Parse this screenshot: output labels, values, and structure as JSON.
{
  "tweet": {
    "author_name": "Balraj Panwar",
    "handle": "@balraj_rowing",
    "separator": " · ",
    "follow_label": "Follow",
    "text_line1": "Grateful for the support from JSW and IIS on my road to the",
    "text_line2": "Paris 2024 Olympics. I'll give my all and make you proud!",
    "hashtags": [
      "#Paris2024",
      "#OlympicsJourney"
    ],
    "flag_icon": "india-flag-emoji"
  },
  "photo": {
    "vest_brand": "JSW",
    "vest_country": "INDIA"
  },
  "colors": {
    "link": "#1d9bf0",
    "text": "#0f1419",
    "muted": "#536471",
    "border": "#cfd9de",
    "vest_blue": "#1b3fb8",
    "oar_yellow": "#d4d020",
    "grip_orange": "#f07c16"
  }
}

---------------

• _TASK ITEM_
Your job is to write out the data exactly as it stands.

• _WRITTEN ANSWER_
Parse this screenshot: output labels, values, and structure as JSON.
{
  "tweet": {
    "author_name": "Balraj Panwar",
    "handle": "@balraj_rowing",
    "separator": " · ",
    "follow_label": "Follow",
    "text_line1": "Grateful for the support from JSW and IIS on my road to the",
    "text_line2": "Paris 2024 Olympics. I'll give my all and make you proud!",
    "hashtags": [
      "#Paris2024",
      "#OlympicsJourney"
    ],
    "flag_icon": "india-flag-emoji"
  },
  "photo": {
    "vest_brand": "JSW",
    "vest_country": "INDIA"
  },
  "colors": {
    "link": "#1d9bf0",
    "text": "#0f1419",
    "muted": "#536471",
    "border": "#cfd9de",
    "vest_blue": "#1b3fb8",
    "oar_yellow": "#d4d020",
    "grip_orange": "#f07c16"
  }
}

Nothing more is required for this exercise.